It thrills me down to the core,
My day is never a bore.
A Discman’s a weapon
That doesn’t need schleppin’,
And the police can settle the score
I never have a boring day.
An alcoholic diabetic whom I have not seen since July showed today sober and fifteen pounds lighter. And ten pounds below the lowest weight recorded for three years. Smiling, bright, with blood pressure well controlled. No alcohol for three months, eating mostly a vegan diet, and not exercising. Still the glycohemoglobin (a long-term diabetes test measuring the sugar control for the last hundred days, also called an A1C, upper limit of normal is 6) was 6.1, down from 7.4 at last check. This is the second longest term sobriety of the patient’s life, and I don’t think I had much to do with it.
A diabetic golfer, whom I’d not seen before, came in with a urinary problem. The CT scan a few weeks ago showed a very large prostate, about the size of a baseball. I prescribed an alpha blocker to relax the offending gland, arranged follow-up with the usual doctor in timely fashion, then I got to ask about golf. The patient has three hole-in-ones at the local course.

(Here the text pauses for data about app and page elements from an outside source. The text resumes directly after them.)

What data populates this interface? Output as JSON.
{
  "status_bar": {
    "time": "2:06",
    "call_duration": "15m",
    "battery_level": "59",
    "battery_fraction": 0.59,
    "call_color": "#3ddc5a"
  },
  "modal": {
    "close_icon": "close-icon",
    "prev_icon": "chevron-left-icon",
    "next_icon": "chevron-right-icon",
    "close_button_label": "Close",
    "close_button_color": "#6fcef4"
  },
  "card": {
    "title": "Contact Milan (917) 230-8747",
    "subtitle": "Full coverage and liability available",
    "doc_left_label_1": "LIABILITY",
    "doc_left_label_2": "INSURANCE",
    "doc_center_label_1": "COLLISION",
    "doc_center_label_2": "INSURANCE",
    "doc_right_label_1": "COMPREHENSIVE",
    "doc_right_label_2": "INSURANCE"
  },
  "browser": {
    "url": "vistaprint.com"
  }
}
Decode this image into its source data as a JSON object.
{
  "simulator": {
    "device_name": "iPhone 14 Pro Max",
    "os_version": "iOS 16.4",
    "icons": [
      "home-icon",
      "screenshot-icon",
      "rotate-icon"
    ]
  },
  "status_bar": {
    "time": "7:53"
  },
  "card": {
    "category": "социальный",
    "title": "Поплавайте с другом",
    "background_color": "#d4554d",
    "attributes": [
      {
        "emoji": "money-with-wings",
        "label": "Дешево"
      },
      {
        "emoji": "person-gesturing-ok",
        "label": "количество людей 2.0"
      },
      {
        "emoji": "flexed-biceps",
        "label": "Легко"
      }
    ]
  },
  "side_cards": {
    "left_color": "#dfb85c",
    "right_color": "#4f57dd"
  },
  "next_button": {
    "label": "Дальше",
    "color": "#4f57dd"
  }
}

One of my illiterate, Spanish-speaking, ketoacidosis prone diabetic patients came in. Though he has type II diabetes, I picked the patient up on an admission for ketoacidosis (a complication generally only seen with type I diabetes). For a long time accompanied by a very educated and erudite friend, the patient comes alone since the friend died. We both miss the sophisticated literary discussions. His biggest medical problem will soon be the lack of Spanish-speaking doctors in town.
My decision to slow down and rearrange priorities evidently has influenced a diabetic whom I’ve known for more than 20 years. The career started in a local facility at the bottom of the ladder, and advanced with training and experience to the top of the ladder and the growth of family. Then there was a transition to management in a large firm doing institutional service, involving insane amounts of driving. The patient came today to get blood checked and announced educational plans, which would lead to finishing a degree, getting more pay, staying closer to home, and working fewer hours. For more money.
A victim of domestic violence arrived with bruises and contusions and a migraine. Assaulted by a CD player-wielding family member yesterday in a non alcohol-related dispute, the patient faces a lot of stress. Also a lot of guilt for calling the police, of whom four were needed. The bruises done to the head weren’t nearly as impressive as the bruises from kicks. Which leads me to believe, all in all, that CD players are lousy weapons.
Another stressed patient came in facing the loss of a job, complaining bitterly of being picked on by management. After a while I got the patient to say what was expected of me, the doctor, and it turned out to be a good night’s sleep. Easily done, I said, do you have trouble getting to sleep or staying asleep?
The insomnia patient was unique in not being unique. I do a lot of career counseling though I’ve never been trained in the field. I easily ask about nicotine, alcohol, caffeine, bedroom set up and coping mechanisms but I don’t have a Human Resources degree so I give disclaimers and advice. The advice comes from my personal experience and I hope my sound reasoning. The bottom line: taper down the caffeine, take this Rozerem and this buspirone (the gentlest tranquilizer on the market), stop the lorazepam, and after a good night’s sleep talk to HR at your firm.
The stuff I’ve never seen before is never boring, and the run of the mill stuff is pretty interesting, too.